→ ABOUT THIS EXERCISE
Determine how many lines below contain the word "icon", then write that number by itself.

→ SOURCE MATERIAL
══════

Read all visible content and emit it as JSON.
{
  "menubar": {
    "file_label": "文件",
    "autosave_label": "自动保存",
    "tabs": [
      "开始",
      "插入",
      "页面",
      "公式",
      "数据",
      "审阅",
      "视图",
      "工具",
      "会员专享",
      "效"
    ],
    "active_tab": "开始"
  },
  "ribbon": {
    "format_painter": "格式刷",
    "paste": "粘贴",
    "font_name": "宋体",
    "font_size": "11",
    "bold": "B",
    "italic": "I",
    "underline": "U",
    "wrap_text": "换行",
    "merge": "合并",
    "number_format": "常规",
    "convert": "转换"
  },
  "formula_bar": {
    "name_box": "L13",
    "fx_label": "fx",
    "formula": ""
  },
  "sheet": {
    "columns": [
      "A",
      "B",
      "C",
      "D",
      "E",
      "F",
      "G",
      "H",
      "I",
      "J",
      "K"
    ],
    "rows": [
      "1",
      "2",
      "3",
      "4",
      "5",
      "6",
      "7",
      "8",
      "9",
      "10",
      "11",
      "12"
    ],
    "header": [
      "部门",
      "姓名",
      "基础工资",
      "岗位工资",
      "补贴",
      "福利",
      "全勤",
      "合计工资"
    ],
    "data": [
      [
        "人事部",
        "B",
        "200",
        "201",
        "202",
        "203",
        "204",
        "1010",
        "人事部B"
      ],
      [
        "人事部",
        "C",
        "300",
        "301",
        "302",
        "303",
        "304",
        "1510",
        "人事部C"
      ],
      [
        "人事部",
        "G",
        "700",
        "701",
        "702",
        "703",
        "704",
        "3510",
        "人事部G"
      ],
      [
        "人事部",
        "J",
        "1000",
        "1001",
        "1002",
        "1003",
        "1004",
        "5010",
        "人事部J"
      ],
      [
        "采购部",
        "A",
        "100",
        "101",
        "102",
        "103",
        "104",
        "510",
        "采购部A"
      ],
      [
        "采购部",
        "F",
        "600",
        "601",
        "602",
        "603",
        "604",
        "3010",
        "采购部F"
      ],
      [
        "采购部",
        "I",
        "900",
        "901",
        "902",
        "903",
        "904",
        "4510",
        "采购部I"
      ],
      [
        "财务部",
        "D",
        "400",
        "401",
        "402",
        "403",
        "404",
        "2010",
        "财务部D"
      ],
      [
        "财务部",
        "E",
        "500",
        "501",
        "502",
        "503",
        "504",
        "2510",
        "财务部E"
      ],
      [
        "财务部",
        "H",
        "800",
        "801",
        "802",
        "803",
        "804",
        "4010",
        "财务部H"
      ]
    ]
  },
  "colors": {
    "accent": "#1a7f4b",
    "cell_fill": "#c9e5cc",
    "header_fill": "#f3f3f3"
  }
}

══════

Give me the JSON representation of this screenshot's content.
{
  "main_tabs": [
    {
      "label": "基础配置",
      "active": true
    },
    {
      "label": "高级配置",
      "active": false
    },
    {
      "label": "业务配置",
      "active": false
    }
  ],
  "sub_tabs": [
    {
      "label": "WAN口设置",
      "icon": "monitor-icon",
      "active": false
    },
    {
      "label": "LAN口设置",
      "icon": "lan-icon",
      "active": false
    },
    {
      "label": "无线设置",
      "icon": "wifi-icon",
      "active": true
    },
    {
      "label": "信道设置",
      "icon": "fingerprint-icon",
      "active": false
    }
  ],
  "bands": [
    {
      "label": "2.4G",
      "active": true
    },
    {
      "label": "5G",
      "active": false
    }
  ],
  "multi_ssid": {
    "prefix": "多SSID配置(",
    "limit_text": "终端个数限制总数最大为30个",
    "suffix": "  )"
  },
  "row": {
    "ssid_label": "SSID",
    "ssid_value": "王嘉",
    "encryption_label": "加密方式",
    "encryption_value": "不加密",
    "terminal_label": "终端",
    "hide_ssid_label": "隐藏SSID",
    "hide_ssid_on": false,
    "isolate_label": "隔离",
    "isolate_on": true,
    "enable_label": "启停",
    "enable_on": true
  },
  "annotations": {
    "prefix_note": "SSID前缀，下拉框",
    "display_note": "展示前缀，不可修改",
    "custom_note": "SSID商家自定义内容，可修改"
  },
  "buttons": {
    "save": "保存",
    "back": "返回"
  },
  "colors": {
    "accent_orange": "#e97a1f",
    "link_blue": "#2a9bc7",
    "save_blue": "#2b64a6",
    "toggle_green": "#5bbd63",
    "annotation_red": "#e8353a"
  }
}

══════

→ TASK OUTPUT
4